Behavioral Targeting: The Online Advertising Catch-22
Advertising on the Internet isn’t what it used to be. People aren’t falling for the “9,999th Visitor” iPod winner ploy. They are catching on to Google Adsense, and pop-up blockers have destroyed that avenue.
The problem is, they also don’t want to pay to visit websites. “Don’t make money off of us, AND make it all free.” That’s the message, and a recent study described in Arstechnica about Web surfers and Behavioral Targeting touches on this fact. Check out that article (later) but first, let’s take a look at a solution.
OurSocieties, a social media and social networking hybrid, is taking advertising to the next level. People will look at ads. They may even click on them if they are relevant. They don’t want their data used to determine relevance. That’s the catch-22. To combat this, OurSocieties is selecting sponsors based on their targets without using the user data. Pages will be served based upon an opt-in advertising platform.
When new users join the site, they will be able to opt-in to the advertisers that they are willing to see. It will not be cumbersome — if they want to select their advertisers later, they will be served from the entire pool until they have the time to complete their own “behavioral targeting” profile.
In other words, instead of tracking the activities of the users, Our Societies plans to just flat out ask them.

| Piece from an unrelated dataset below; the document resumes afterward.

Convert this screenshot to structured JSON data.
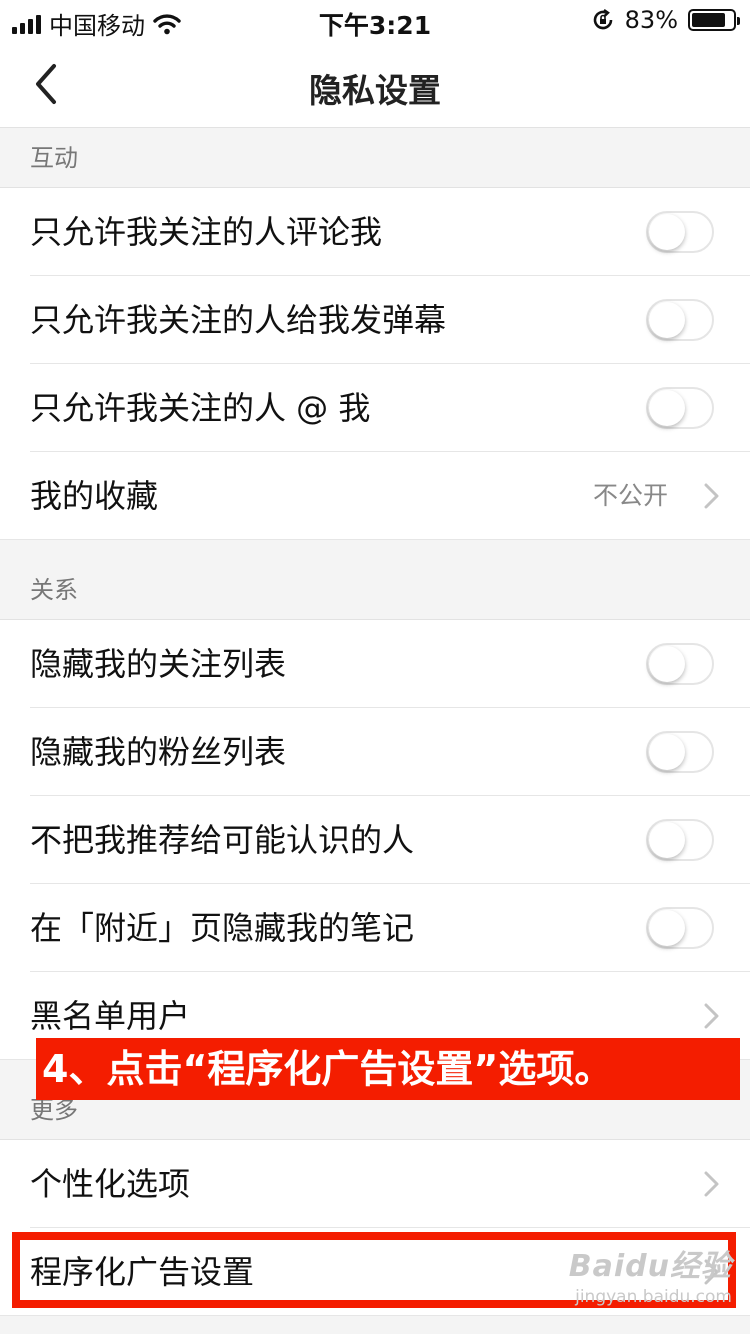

It will be a breath of fresh air for both consumers and advertisers. Super-targeted advertising without incentives to click (other than to shop for products) is the way of the future. Advertisers paying for people who WANT to see their ads — there’s something new. No more force-feeding or manipulating.
There will be another advertising section that involved “relevant sponsorship.” The automotive category of the social media section will be sponsored by someone automotive — Toyota, Automotive.com, NASCAR — whoever steps up to sponsor it. Again, the advertiser is only paying to be viewed (and clicked on) by people interested in what they have to offer instead of misplaced Cole Haan ads in the Gadgets section (not that people who read about gadgets won’t wear Cole Haans, but a nice iPhone ad will probably have a better effect).
Scheduled to launch in July, Our Societies should become the model for online advertising. It isn’t too hard. If you want to give the people what they want, just ask them.
* * *
This isn’t necessarily a Marketing and Business Blog, but it plays one on television.